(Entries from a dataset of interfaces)
───

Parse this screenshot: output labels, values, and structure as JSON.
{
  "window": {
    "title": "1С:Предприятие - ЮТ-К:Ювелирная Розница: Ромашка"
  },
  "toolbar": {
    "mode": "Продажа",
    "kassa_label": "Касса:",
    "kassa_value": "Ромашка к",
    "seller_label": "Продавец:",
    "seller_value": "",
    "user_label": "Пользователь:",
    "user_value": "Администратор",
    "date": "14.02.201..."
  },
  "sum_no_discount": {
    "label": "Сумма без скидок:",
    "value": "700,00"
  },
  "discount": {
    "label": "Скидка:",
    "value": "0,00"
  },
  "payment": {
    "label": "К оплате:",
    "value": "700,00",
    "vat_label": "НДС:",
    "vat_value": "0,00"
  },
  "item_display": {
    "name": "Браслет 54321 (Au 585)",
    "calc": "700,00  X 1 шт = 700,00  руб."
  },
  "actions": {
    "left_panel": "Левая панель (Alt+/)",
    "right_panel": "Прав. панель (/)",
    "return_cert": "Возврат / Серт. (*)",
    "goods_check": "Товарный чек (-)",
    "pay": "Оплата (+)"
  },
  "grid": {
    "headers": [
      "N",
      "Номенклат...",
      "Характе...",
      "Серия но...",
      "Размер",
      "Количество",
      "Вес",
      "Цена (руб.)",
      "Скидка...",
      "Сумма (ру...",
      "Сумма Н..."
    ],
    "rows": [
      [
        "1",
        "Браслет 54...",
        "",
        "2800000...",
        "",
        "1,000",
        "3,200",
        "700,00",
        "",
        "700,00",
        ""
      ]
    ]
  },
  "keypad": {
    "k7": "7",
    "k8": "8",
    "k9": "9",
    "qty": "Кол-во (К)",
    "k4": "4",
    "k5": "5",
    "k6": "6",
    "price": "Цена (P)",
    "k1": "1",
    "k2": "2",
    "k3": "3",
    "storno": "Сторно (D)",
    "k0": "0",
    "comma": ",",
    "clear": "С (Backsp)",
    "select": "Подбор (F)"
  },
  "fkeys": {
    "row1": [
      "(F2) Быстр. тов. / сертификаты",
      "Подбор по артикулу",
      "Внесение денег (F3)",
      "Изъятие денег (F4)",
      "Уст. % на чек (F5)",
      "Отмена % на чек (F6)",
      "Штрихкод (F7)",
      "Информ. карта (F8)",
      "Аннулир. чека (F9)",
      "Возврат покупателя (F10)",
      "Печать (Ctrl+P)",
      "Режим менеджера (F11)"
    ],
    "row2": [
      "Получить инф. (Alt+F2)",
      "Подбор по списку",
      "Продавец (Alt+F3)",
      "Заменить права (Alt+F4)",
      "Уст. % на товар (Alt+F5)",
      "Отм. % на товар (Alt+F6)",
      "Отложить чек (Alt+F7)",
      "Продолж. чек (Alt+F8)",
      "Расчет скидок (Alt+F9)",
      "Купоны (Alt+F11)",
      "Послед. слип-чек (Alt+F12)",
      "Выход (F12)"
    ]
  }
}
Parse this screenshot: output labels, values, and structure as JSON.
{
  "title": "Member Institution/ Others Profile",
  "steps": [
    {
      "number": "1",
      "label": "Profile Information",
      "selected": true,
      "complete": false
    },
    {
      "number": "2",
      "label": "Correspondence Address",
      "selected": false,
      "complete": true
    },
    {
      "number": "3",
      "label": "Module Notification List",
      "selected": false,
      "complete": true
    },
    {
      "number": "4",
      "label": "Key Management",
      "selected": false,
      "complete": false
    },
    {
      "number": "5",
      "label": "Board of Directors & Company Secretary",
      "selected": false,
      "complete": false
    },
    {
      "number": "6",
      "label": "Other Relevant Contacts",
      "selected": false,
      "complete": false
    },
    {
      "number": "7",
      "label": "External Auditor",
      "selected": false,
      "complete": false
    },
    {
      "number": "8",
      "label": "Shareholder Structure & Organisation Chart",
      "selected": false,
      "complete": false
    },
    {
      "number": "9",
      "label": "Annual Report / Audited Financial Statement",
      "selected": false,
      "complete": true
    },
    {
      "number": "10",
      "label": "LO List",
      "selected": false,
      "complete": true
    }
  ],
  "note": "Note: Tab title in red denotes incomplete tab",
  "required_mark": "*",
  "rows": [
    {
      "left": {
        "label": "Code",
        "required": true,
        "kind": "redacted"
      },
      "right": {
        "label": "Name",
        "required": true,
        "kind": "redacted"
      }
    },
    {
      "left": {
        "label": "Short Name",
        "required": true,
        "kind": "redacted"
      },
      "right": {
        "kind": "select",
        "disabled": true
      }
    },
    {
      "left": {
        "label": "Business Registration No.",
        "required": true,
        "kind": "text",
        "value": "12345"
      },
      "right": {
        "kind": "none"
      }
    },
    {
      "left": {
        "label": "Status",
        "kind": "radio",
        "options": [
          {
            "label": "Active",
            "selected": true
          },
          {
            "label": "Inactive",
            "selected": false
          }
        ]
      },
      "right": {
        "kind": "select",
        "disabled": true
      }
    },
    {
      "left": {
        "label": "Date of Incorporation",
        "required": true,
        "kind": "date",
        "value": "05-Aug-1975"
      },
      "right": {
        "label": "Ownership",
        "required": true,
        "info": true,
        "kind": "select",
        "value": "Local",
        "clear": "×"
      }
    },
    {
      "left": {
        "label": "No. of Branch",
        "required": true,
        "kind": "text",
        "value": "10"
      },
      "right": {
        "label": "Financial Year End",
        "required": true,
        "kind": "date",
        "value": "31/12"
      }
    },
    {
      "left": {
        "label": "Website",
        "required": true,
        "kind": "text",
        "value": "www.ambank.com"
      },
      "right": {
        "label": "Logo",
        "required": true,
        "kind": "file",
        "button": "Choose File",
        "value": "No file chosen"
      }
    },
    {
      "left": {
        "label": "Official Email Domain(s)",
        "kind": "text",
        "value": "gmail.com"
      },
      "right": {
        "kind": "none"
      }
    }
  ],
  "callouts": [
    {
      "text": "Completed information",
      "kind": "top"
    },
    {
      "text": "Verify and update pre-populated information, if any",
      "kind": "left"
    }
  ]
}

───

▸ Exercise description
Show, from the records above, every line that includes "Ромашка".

▸ Answer to this task
    "title": "1С:Предприятие - ЮТ-К:Ювелирная Розница: Ромашка"
    "kassa_value": "Ромашка к",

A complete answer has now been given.